*RECORD EXTRACTS:*
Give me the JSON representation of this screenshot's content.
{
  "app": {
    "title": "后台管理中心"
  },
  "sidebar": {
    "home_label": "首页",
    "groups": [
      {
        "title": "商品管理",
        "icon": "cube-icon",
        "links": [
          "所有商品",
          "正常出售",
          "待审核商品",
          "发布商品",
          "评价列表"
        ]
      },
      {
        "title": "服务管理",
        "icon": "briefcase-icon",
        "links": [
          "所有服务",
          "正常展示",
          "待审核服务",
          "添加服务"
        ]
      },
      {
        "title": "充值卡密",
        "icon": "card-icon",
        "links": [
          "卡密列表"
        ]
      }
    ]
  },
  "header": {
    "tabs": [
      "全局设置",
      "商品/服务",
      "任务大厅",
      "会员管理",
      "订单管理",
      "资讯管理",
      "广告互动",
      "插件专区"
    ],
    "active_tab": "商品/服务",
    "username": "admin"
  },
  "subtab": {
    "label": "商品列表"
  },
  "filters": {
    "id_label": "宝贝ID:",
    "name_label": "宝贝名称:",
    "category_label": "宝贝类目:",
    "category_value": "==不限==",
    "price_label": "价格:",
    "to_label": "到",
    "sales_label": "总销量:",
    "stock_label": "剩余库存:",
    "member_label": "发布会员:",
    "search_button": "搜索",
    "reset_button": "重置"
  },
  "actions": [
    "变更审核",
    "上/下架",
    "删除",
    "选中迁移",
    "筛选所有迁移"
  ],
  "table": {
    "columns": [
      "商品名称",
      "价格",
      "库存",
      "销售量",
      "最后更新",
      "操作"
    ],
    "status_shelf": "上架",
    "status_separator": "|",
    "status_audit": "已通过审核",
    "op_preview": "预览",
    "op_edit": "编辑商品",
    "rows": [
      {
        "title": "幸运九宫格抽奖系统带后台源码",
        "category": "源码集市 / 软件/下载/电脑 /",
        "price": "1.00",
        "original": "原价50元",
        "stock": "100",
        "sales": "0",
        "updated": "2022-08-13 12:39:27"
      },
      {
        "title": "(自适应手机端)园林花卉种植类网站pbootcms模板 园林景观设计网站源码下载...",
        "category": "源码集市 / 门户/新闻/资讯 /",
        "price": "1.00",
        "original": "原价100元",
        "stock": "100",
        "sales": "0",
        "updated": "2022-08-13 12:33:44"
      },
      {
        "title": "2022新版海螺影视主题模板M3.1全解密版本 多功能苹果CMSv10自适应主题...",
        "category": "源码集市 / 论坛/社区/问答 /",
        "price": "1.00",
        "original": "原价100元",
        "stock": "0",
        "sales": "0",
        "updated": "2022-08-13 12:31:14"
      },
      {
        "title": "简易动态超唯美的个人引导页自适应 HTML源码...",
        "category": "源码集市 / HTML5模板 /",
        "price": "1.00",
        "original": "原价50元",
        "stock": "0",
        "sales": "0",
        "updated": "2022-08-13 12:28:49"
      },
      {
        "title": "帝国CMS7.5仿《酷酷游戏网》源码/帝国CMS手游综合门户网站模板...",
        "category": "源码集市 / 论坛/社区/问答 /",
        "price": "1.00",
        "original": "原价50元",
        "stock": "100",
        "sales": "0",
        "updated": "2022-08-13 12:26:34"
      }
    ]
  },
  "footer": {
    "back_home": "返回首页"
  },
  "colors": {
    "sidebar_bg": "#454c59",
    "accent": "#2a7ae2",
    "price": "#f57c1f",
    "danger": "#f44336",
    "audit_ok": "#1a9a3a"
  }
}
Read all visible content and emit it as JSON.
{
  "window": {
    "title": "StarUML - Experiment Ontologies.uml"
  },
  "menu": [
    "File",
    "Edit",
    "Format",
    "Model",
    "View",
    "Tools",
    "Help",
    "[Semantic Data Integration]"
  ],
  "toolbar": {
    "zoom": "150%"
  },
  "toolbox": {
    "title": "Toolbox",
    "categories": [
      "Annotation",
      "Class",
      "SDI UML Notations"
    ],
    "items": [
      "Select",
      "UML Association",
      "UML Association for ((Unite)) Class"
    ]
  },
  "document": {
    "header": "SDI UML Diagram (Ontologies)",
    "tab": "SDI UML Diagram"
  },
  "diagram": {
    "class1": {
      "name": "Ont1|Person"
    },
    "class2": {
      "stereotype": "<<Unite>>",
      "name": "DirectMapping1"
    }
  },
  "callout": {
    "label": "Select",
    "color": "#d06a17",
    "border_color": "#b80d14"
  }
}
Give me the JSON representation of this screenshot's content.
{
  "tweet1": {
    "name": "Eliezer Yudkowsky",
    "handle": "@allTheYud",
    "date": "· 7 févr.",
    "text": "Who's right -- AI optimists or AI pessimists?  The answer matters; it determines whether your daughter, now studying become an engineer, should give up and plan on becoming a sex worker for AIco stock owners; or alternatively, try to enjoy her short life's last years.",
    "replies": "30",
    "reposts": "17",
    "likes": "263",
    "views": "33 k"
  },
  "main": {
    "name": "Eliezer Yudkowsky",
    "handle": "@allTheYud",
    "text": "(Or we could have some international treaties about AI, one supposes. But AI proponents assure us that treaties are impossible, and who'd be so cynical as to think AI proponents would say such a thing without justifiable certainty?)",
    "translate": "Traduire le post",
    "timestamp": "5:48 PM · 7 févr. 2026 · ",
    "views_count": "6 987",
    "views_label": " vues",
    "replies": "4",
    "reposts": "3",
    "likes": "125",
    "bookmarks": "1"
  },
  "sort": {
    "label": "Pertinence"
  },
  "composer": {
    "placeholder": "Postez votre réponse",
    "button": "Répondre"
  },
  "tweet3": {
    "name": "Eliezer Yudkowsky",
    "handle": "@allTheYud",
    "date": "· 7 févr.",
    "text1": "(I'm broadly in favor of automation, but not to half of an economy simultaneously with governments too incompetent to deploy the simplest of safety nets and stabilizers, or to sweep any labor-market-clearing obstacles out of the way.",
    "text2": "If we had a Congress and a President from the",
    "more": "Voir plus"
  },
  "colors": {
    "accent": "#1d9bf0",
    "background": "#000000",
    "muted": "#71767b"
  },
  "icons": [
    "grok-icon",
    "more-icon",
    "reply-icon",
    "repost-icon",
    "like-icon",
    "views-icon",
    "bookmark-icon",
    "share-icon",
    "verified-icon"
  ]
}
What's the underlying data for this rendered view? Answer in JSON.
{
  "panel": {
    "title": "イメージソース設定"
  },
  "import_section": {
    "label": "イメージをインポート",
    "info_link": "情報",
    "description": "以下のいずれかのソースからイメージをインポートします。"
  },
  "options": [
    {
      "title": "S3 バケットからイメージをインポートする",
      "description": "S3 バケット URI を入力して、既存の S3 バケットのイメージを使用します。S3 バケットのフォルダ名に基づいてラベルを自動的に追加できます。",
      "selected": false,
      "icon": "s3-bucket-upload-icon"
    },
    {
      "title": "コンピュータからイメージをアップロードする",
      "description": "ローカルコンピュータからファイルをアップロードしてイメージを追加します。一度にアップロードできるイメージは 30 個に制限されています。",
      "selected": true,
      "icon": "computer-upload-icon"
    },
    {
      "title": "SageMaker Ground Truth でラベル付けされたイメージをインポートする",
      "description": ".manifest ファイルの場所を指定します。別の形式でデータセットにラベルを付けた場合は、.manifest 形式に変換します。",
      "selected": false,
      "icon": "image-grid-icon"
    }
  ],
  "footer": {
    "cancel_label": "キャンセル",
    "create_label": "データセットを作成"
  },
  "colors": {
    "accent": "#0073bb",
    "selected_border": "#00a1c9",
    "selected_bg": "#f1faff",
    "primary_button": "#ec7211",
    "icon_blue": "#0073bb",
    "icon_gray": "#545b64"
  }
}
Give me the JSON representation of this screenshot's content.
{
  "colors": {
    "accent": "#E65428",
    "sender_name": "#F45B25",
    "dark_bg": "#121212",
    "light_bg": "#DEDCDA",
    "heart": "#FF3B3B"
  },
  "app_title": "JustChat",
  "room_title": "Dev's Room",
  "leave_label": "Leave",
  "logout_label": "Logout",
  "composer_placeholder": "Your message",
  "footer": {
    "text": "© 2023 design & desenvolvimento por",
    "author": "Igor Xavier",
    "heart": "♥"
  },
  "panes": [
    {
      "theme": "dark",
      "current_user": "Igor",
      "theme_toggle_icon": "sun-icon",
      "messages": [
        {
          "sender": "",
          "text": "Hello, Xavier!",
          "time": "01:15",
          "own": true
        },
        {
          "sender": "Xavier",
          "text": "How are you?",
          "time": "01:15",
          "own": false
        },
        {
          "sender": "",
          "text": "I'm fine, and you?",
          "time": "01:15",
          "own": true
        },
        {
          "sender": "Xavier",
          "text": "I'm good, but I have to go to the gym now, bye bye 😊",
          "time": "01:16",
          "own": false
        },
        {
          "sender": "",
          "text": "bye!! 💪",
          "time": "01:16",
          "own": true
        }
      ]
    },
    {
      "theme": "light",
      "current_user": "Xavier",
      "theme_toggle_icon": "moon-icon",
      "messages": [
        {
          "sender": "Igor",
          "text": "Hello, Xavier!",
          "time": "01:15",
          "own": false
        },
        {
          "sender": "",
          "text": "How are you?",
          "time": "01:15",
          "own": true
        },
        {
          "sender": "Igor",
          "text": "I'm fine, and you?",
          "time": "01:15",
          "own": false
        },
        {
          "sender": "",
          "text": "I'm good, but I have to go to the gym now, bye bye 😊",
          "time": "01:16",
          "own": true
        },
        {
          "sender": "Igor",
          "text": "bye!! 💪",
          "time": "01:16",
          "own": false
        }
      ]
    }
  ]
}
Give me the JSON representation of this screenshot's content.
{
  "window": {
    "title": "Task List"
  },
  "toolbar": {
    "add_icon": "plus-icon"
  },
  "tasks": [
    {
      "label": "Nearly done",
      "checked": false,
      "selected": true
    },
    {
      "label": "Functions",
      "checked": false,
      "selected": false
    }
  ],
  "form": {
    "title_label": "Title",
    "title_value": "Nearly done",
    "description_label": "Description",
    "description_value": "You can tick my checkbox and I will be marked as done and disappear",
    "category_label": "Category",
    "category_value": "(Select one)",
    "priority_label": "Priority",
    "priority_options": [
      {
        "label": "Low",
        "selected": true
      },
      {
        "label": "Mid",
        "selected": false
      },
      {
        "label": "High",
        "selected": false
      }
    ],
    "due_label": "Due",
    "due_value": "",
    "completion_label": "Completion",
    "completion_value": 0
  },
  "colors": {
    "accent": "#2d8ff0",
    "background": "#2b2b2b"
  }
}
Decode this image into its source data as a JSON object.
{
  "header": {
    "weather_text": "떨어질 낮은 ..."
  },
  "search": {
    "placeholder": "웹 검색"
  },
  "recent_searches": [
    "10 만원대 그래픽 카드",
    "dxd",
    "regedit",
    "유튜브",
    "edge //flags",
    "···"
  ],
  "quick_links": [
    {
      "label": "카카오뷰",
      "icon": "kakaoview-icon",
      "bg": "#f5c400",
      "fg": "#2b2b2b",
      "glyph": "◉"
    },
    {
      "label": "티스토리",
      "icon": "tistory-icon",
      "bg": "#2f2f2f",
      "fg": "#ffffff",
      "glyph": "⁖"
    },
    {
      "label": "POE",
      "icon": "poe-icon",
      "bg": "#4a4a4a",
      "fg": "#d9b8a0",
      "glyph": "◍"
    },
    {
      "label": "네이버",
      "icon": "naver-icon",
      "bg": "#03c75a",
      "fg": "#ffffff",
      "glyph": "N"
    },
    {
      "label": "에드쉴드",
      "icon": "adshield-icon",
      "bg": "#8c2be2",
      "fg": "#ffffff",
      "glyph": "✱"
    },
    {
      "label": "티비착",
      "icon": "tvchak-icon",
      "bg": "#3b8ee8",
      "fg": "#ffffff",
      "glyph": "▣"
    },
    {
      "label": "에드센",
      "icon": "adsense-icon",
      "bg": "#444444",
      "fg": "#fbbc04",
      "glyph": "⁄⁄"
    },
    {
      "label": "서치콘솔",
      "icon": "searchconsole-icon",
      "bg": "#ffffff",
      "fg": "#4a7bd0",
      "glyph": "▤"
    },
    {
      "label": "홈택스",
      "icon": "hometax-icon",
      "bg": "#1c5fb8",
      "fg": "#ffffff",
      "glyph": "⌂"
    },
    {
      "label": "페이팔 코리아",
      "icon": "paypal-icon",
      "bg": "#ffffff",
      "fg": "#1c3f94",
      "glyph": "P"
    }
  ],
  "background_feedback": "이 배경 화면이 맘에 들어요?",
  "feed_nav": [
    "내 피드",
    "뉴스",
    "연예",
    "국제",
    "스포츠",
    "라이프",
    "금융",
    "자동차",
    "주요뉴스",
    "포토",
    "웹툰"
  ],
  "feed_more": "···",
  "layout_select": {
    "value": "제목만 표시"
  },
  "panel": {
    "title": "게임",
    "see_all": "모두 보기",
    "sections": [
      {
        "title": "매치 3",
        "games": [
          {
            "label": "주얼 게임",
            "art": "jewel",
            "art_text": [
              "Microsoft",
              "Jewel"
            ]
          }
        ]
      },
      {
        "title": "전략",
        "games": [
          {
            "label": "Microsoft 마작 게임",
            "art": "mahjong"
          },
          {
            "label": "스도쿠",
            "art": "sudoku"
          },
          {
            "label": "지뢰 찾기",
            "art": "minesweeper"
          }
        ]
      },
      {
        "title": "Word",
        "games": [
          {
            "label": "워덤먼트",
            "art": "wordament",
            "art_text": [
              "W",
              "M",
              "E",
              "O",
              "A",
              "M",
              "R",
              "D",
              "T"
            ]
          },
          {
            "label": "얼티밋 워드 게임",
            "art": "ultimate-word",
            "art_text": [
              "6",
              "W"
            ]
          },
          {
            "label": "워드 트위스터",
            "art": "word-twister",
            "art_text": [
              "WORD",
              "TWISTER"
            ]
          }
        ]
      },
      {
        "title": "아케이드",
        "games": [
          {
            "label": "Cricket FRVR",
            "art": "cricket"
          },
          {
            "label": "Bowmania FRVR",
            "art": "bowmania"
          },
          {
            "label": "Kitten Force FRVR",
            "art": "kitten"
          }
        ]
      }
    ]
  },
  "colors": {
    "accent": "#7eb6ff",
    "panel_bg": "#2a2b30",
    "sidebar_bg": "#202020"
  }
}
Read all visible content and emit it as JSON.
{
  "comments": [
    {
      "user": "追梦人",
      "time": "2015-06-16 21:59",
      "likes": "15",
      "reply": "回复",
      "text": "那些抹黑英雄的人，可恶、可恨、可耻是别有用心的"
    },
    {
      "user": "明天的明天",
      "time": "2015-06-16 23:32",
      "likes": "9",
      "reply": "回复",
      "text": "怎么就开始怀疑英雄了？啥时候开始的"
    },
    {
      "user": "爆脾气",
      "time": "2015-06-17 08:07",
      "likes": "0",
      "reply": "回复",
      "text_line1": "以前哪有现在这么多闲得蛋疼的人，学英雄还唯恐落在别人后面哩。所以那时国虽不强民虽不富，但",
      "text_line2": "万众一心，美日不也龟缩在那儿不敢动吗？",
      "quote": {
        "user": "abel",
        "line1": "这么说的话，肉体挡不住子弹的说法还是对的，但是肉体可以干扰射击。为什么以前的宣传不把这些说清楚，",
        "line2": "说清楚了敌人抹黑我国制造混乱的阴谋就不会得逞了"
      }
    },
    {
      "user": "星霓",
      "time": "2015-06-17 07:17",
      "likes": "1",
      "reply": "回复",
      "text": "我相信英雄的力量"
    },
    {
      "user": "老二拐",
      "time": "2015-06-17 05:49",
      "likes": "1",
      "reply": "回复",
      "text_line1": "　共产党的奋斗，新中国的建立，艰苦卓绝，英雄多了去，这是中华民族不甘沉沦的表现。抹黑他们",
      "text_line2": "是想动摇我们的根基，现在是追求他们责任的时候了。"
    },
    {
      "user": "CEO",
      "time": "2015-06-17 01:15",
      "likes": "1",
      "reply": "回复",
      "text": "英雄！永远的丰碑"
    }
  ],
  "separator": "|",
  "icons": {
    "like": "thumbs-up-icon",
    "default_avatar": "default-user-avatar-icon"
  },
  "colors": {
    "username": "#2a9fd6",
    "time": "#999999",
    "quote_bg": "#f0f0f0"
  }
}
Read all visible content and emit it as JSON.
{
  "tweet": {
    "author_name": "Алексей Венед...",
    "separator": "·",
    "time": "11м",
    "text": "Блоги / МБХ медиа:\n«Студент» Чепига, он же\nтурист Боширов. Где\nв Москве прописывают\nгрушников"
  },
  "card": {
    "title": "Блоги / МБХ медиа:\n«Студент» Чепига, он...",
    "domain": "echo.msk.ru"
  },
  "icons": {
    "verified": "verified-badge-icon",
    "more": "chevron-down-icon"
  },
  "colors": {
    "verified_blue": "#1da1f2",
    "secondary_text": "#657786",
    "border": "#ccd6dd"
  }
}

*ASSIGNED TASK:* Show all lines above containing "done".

*WRITTEN RESPONSE:*
      "label": "Nearly done",
    "title_value": "Nearly done",
    "description_value": "You can tick my checkbox and I will be marked as done and disappear",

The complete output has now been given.